Webster said that a 20-year-old stand of Atlantic white cedar on the property covers about 4,000 acres and is the biggest stand of the endangered tree in the state. The tree was to build the fabled Carolina-style boats for which the coastal region is known.
"The tree grows in such a narrow margin, it has become very rare," Weston said. "Deer hide in the cedar thickets, but come out to feed in grain fields that are planted on farms that adjoin the Buckridge property. They are not the biggest deer in the state, but they look healthy."
Webster said that hunters who leased the property used dogs to pursue deer on the northern half of the property because there are more roads in that area. Access to the southern half of the property consists of only one large loop road.
"There is one ridge, called Buck's Ridge on the southern half of the property," Webster said. "It is two or three feet higher than the surrounding swamps and still-hunters should be able to get in there.
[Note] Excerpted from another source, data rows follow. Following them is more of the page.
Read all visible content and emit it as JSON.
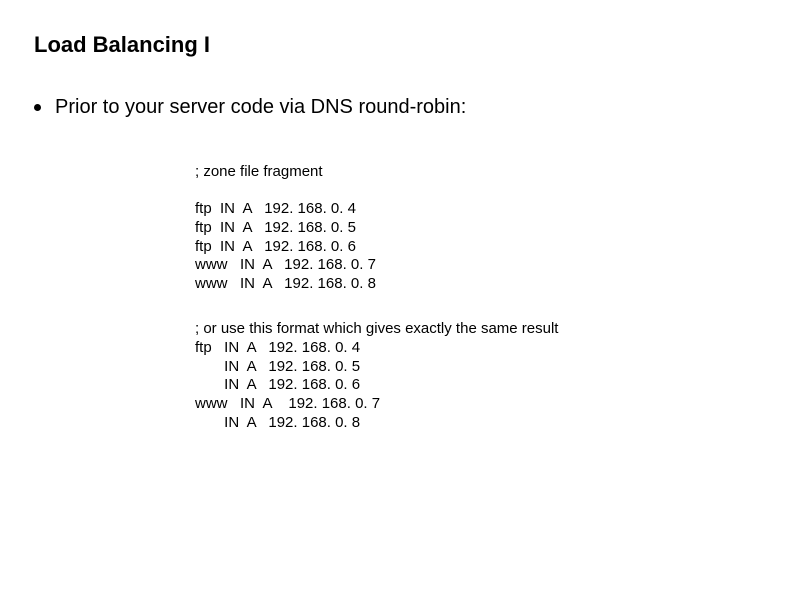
{
  "title": "Load Balancing I",
  "bullet": "Prior to your server code via DNS round-robin:",
  "comment1": "; zone file fragment",
  "records1": "ftp  IN  A   192. 168. 0. 4\nftp  IN  A   192. 168. 0. 5\nftp  IN  A   192. 168. 0. 6\nwww   IN  A   192. 168. 0. 7\nwww   IN  A   192. 168. 0. 8",
  "block2": "; or use this format which gives exactly the same result\nftp   IN  A   192. 168. 0. 4\n       IN  A   192. 168. 0. 5\n       IN  A   192. 168. 0. 6\nwww   IN  A    192. 168. 0. 7\n       IN  A   192. 168. 0. 8"
}
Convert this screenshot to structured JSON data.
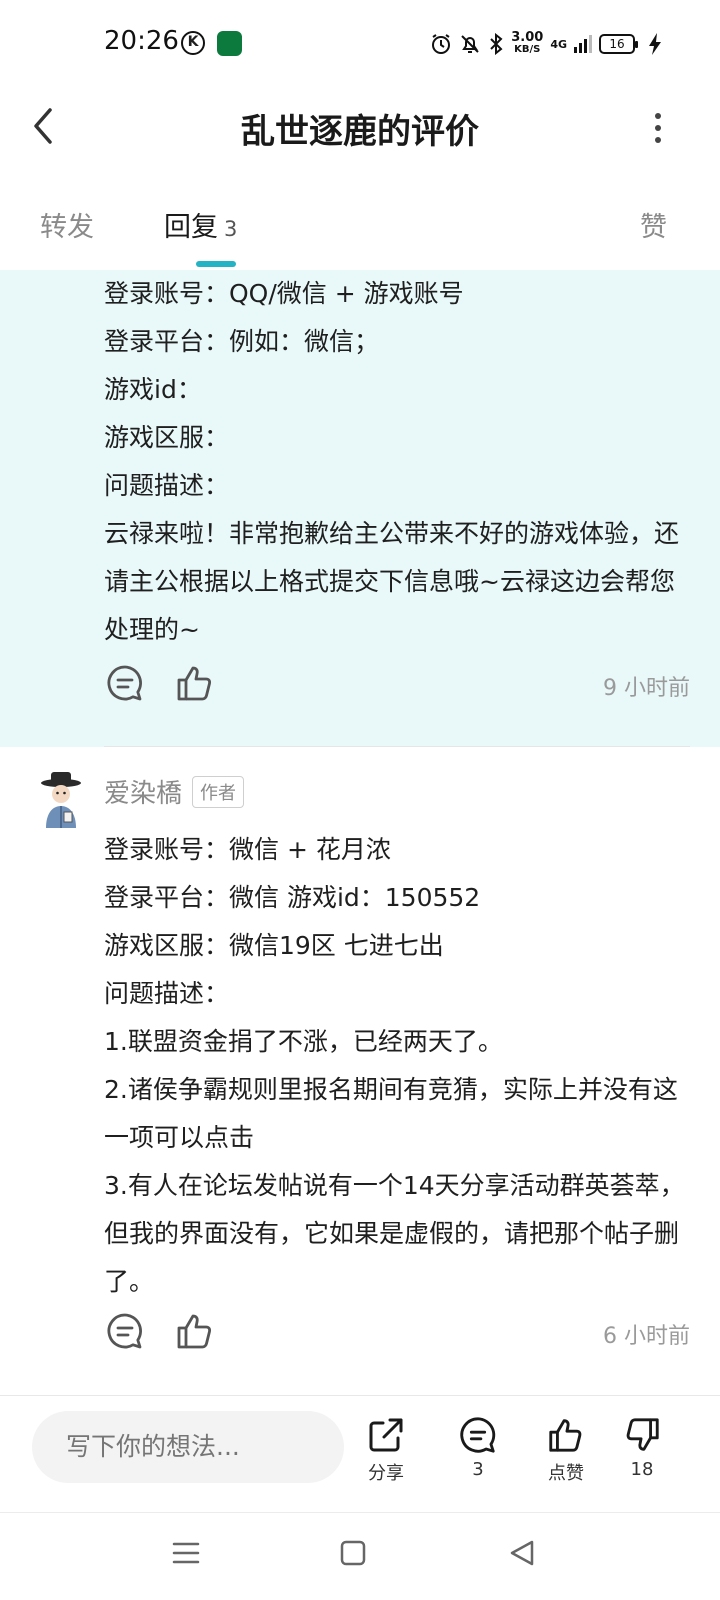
{
  "status_bar": {
    "time": "20:26",
    "k_icon": "K",
    "net_speed_value": "3.00",
    "net_speed_unit": "KB/S",
    "network_type": "4G",
    "battery": "16",
    "icons": [
      "alarm-icon",
      "mute-icon",
      "bluetooth-icon",
      "signal-icon",
      "battery-icon",
      "charging-icon"
    ]
  },
  "header": {
    "title": "乱世逐鹿的评价"
  },
  "tabs": [
    {
      "label": "转发"
    },
    {
      "label": "回复",
      "count": "3"
    },
    {
      "label": "赞"
    }
  ],
  "highlighted_reply": {
    "lines": [
      "登录账号：QQ/微信 + 游戏账号",
      "登录平台：例如：微信；",
      "游戏id：",
      "游戏区服：",
      "问题描述：",
      "云禄来啦！非常抱歉给主公带来不好的游戏体验，还请主公根据以上格式提交下信息哦~云禄这边会帮您处理的~"
    ],
    "time": "9 小时前"
  },
  "reply": {
    "author": "爱染橋",
    "badge": "作者",
    "lines": [
      "登录账号：微信 + 花月浓",
      "登录平台：微信 游戏id：150552",
      "游戏区服：微信19区 七进七出",
      "问题描述：",
      "1.联盟资金捐了不涨，已经两天了。",
      "2.诸侯争霸规则里报名期间有竞猜，实际上并没有这一项可以点击",
      "3.有人在论坛发帖说有一个14天分享活动群英荟萃，但我的界面没有，它如果是虚假的，请把那个帖子删了。"
    ],
    "time": "6 小时前"
  },
  "bottom_bar": {
    "input_placeholder": "写下你的想法...",
    "share_label": "分享",
    "comment_count": "3",
    "like_label": "点赞",
    "dislike_count": "18"
  },
  "colors": {
    "accent": "#24b3c4",
    "highlight_bg": "#e9f8f8"
  }
}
The vegetation is mostly pond pine, gum, cypress, cedar, and there are a few oaks scattered along the bottoms."
The Buckridge Game Land is located about 10 miles south of Columbia in Tyrrell County. Traveling south of Columbia on N.C. 94, there are three routes that will give a hunter access to different portions of the game land, each ending in a boat landing. Approximately 10 miles down N.C. 94, is the intersection with Frying Pan Road that leads to Frying Pan Landing. Five miles farther on N.C. 94, the intersection with Gum Neck Road leads to a series of local roads. The westernmost end of this network is Grapevine Landing, while at the southern end is Gum Neck Landing. There is no formal facility at Grapevine Landing.
For a map showing the location of the Buckridge property, hunters can visit the Wildlife Commission's Web site at www.ncwildlife.org. By the beginning of hunting season, there will be a Buckridge map added to the North Carolina Game Lands map booklet.
Discover even more in our monthly magazine,
and have it delivered to your door!
Subscribe to North Carolina Game & Fish